Matthewson grew up in the Finger Lakes in Hammondsport, NY. He began working at Bully Hill while in his teens during summers and school breaks. After college, he found himself working at Heron Hill, Swedish Hill and then Atwater Estate Vineyards as the assistant winemaker for four years. It was during his time at Atwater that he married Caitlin Barton. Caitlin’s parents, Bill and Cheryl Barton, opened Bellwether Hard Cider in 1999. With Kris’s background in wine, it seemed like the natural step to expand the production to include wines. In 2013, Kris released the first Bellwether wines.

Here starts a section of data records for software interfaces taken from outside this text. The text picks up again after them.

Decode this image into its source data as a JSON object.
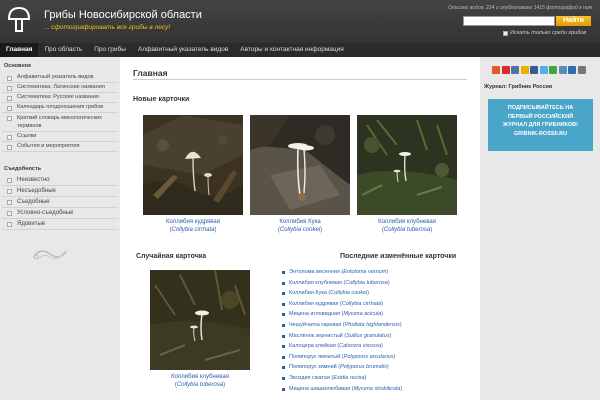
{
  "header": {
    "title": "Грибы Новосибирской области",
    "subtitle": "... сфотографировать все грибы в лесу!",
    "stats": "Описано видов: 224 и опубликовано 1415 фотографий к ним",
    "search_placeholder": "",
    "search_button": "Найти",
    "search_option": "Искать только среди грибов"
  },
  "nav": {
    "items": [
      "Главная",
      "Про область",
      "Про грибы",
      "Алфавитный указатель видов",
      "Авторы и контактная информация"
    ]
  },
  "sidebar": {
    "main_heading": "Основное",
    "main_items": [
      "Алфавитный указатель видов",
      "Систематика: Латинские названия",
      "Систематика: Русские названия",
      "Календарь плодоношения грибов",
      "Краткий словарь микологических терминов",
      "Ссылки",
      "События и мероприятия"
    ],
    "edible_heading": "Съедобность",
    "edible_items": [
      "Неизвестно",
      "Несъедобные",
      "Съедобные",
      "Условно-съедобные",
      "Ядовитые"
    ]
  },
  "main": {
    "page_title": "Главная",
    "new_cards_heading": "Новые карточки",
    "new_cards": [
      {
        "name": "Коллибия кудрявая",
        "latin": "Collybia cirrhata"
      },
      {
        "name": "Коллибия Кука",
        "latin": "Collybia cookei"
      },
      {
        "name": "Коллибия клубневая",
        "latin": "Collybia tuberosa"
      }
    ],
    "random_heading": "Случайная карточка",
    "random_card": {
      "name": "Коллибия клубневая",
      "latin": "Collybia tuberosa"
    },
    "changed_heading": "Последние изменённые карточки",
    "changed": [
      {
        "name": "Энтолома весенняя",
        "latin": "Entoloma vernum"
      },
      {
        "name": "Коллибия клубневая",
        "latin": "Collybia tuberosa"
      },
      {
        "name": "Коллибия Кука",
        "latin": "Collybia cookei"
      },
      {
        "name": "Коллибия кудрявая",
        "latin": "Collybia cirrhata"
      },
      {
        "name": "Мицена игловидная",
        "latin": "Mycena acicula"
      },
      {
        "name": "Чешуйчатка гаревая",
        "latin": "Pholiota highlandensis"
      },
      {
        "name": "Маслёнок зернистый",
        "latin": "Suillus granulatus"
      },
      {
        "name": "Калоцера клейкая",
        "latin": "Calocera viscosa"
      },
      {
        "name": "Полипорус ямчатый",
        "latin": "Polyporus arcularius"
      },
      {
        "name": "Полипорус зимний",
        "latin": "Polyporus brumalis"
      },
      {
        "name": "Эксидия сжатая",
        "latin": "Exidia recisa"
      },
      {
        "name": "Мицена шишколюбивая",
        "latin": "Mycena strobilicola"
      }
    ]
  },
  "rside": {
    "journal_label": "Журнал: Грибник России",
    "promo_lines": [
      "ПОДПИСЫВАЙТЕСЬ НА",
      "ПЕРВЫЙ РОССИЙСКИЙ",
      "ЖУРНАЛ ДЛЯ ГРИБНИКОВ!",
      "GRIBNIK-ROSSII.RU"
    ],
    "social_colors": [
      "#e05a2a",
      "#d62b2b",
      "#4c75a3",
      "#e8b000",
      "#3a5795",
      "#55acee",
      "#3fa63f",
      "#5c8ab8",
      "#2d6db5",
      "#777777"
    ]
  }
}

Bellwether is the word for the male leader of a flock of female sheep. In this case, it symbolizes a progressive, industry leader. Kris thinks about his wines differently than most in the Finger Lakes region. He talks about texture more than residual sugar (or the lack thereof); he talks about depth and definition more than alcohol; he talks about acidity and mineral more than fruit. Looking to Germany for inspiration, Kris focuses on single vineyard Riesling and Pinot Noir (one of only three producers as of 2016 in the region to do so). The goal is to demonstrate how each vineyard and lake influences the wine, with the winemaker being only a small part of end result.
"The Bellwether wines, especially the Rieslings, are thoughtful and compelling, made via a combination of gut instinct and intellect. Though some can have a seriously funky edge, many are quite brilliant and certainly characterful. Production is extremely limited, at less than 2,000 cases per year."